— TASK DIRECTIONS —
How many lines of the material below contain the string "name"? Answer with the number and nothing else.

— MATERIAL FOR THIS EXERCISE —

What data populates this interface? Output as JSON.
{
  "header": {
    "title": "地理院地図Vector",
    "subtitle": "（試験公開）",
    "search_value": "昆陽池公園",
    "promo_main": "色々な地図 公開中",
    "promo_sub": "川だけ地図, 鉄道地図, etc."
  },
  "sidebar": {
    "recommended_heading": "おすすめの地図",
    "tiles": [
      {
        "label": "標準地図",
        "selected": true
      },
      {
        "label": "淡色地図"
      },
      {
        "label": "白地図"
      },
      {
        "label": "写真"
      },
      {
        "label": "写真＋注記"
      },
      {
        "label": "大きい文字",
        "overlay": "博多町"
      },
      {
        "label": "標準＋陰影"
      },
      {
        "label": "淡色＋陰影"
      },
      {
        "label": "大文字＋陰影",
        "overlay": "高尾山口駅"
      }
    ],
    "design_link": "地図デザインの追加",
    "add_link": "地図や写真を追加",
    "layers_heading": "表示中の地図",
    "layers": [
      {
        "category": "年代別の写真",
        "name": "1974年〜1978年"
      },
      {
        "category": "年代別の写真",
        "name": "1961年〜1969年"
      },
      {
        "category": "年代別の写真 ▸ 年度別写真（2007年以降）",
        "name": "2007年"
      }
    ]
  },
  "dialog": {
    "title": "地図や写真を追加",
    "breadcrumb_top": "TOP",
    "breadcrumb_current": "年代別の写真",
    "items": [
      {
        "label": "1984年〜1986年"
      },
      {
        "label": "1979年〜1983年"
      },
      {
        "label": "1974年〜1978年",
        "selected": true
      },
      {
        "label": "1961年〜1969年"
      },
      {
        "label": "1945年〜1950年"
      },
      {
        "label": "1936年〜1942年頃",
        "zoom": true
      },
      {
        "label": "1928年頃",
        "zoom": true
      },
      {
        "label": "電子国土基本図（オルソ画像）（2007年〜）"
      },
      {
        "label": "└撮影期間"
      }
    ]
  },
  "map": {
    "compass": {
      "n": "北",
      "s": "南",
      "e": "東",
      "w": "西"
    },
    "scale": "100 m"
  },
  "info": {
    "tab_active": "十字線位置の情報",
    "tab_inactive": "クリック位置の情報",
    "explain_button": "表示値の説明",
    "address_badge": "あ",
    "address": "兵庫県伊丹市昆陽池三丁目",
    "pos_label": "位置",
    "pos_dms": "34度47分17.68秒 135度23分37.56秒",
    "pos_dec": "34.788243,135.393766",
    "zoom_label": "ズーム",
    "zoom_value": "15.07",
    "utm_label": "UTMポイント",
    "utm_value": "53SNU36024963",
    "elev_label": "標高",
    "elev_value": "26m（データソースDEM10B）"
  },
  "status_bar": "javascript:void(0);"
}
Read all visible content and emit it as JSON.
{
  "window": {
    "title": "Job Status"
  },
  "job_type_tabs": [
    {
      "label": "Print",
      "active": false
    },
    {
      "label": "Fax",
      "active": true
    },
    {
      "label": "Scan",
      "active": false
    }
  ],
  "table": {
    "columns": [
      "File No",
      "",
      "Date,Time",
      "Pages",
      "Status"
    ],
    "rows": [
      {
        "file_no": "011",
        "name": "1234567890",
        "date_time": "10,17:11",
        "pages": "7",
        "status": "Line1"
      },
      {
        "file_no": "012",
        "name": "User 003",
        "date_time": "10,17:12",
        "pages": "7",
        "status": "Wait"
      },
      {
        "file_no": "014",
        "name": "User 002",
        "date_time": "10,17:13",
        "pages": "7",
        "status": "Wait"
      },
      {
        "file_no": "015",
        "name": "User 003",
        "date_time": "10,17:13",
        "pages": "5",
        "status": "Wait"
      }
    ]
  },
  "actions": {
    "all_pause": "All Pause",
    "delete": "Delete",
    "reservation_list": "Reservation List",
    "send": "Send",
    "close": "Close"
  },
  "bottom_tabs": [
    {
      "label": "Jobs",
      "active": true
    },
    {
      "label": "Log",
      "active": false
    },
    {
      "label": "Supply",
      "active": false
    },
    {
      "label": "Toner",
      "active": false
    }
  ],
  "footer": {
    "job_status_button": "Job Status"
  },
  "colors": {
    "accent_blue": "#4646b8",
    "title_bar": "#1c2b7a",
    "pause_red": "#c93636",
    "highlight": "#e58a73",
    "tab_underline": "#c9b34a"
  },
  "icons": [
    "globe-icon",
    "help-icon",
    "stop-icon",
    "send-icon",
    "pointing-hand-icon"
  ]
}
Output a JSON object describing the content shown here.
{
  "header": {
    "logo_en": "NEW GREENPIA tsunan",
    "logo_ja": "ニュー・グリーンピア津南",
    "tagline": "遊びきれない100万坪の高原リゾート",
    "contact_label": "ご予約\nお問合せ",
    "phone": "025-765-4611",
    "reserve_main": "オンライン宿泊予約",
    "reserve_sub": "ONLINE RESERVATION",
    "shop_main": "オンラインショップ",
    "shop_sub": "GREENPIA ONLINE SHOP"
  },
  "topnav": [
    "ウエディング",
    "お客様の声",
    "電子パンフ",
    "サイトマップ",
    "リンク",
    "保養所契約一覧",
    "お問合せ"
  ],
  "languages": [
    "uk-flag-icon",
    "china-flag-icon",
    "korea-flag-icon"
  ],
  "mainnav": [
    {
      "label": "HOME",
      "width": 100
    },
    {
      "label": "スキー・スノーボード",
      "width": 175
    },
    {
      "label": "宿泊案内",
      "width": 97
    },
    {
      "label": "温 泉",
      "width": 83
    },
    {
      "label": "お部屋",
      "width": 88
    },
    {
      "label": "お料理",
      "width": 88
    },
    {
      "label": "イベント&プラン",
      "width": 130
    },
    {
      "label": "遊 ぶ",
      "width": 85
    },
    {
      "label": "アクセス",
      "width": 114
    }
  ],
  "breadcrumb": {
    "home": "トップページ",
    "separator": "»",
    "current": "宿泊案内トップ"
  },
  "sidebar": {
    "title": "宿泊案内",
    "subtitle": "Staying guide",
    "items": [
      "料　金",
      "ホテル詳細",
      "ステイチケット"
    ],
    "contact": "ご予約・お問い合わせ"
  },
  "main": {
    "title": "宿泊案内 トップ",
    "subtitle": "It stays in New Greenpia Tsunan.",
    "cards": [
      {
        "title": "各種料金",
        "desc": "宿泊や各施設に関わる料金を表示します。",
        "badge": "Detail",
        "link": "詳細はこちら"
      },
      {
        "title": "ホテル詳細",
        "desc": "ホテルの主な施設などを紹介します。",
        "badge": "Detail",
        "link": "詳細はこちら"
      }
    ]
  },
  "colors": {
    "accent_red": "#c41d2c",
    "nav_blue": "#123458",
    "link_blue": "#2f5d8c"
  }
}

— ANSWER —
7